The obviously clueless woman went on to discuss preservatives and toxins in foods. We couldn’t hear the whole conservation yet I took in enough to form a logical conclusion. The gal was nuts.
This mother basically informed her friend that people were healthier before the days of immunization. That was toxic and misleading information. I’m sure she’s one of those mislead souls proclaiming immunizations result in autism; a myth if there ever was one.
If this mom had merely checked life expectancy over the past 150 years she’d see gross error in her thinking. In the year 1860 folks were eating grass fed beef with no added hormones. Fruits and vegetables had no pesticides. Babies were not immunized back then. The average life expectancy in 1860 according to government and insurance statistics was 42.
Since food was nutritionally better in the good ole days how come folks died so young? Jump to 2012 and the average life expectancy for men and women (combined) surges to 78. Could it be children getting shots to protect against deadly diseases is beneficial to longer life? The answer is undoubtedly yes.
This young lady with unproven philosophy was putting her child at risk by not immunizing. She’s not the only clueless person doing so. There are thousands.
Logical advice for any young mother is to heed the advice of their pediatrician instead of an internet expert. In the long run the child will benefit from such. It makes me wonder if this gal even had a doctor for her baby?
I keep waiting for someone to compose a combination book on health and finance. The title would be, “Live Forever & Get Rich Quick!”
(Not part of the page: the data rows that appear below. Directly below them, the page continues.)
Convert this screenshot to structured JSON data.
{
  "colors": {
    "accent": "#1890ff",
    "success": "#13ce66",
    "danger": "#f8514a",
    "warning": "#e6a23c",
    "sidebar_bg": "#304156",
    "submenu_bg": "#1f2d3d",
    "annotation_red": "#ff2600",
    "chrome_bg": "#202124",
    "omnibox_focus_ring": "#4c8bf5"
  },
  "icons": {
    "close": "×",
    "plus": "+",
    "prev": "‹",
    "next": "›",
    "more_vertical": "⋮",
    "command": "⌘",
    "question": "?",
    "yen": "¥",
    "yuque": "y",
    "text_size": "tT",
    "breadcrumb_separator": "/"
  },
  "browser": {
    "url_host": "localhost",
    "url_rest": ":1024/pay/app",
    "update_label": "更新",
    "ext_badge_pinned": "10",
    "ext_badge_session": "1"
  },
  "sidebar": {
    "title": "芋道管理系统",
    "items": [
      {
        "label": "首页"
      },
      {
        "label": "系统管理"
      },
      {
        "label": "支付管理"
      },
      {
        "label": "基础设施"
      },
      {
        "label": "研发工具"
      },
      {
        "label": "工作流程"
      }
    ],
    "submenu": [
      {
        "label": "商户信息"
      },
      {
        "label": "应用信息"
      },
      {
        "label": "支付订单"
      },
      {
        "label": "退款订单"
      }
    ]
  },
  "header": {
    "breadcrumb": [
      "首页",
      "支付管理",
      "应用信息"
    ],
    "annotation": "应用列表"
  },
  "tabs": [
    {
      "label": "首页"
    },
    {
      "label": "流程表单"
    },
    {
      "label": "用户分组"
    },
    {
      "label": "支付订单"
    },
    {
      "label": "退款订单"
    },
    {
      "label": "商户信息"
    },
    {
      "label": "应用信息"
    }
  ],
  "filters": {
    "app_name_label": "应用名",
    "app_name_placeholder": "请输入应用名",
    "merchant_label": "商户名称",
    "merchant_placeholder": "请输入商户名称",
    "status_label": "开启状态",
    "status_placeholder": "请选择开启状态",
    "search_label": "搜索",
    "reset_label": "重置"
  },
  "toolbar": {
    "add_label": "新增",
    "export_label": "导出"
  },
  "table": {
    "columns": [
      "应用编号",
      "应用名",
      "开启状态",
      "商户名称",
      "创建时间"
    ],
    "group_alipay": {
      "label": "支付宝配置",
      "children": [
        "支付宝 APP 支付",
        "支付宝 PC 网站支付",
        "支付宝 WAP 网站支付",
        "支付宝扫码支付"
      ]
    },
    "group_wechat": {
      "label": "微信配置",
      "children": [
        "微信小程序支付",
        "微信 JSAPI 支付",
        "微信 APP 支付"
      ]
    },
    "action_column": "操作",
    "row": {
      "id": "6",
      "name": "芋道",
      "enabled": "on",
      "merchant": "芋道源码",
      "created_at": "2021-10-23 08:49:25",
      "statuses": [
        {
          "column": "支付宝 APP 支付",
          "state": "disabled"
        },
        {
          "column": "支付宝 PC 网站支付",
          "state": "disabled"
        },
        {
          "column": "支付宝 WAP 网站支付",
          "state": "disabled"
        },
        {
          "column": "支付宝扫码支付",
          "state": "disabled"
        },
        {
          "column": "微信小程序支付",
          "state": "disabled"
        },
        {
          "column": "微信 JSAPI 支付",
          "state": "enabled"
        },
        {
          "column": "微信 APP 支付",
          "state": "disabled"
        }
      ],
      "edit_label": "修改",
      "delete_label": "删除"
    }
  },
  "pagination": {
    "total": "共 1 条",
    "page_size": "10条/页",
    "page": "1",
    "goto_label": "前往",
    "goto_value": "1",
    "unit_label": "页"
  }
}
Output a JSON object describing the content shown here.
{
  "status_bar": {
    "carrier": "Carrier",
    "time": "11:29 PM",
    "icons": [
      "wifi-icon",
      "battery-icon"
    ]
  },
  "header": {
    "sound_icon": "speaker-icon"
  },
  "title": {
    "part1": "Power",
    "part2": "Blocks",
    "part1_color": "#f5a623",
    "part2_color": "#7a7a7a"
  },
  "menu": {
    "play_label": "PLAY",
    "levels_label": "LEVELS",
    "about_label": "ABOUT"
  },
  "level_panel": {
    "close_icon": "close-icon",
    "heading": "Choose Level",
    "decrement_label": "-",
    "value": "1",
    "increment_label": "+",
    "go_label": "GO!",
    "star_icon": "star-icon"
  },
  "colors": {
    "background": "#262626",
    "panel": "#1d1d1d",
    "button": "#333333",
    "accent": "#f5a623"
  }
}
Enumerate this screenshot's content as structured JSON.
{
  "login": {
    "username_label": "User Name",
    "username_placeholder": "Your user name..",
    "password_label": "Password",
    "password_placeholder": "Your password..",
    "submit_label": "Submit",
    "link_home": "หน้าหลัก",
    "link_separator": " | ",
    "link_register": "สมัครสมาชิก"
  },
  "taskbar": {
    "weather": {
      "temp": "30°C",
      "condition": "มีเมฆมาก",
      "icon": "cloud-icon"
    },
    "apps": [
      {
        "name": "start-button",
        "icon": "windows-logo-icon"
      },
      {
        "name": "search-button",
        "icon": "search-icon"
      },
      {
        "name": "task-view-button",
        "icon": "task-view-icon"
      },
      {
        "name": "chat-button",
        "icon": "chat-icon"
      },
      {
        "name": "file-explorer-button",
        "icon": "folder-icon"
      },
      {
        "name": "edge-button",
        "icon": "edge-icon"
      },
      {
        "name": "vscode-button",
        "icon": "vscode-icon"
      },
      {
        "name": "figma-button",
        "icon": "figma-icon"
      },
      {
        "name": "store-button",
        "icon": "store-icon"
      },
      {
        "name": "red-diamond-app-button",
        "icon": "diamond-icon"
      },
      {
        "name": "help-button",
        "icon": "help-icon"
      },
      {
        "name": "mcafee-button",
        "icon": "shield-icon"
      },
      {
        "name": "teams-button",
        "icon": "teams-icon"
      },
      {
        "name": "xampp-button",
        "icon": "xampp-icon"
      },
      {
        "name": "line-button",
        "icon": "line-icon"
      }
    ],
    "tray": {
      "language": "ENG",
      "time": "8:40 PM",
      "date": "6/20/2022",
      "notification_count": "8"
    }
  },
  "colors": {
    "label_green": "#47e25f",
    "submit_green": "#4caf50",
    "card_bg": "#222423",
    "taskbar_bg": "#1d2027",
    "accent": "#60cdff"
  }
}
Should that manuscript ever come out, I bet the company selling itwould have an automated voice machine in their office. Each time a gullible customer called with a credit card number, speakers would blast forth,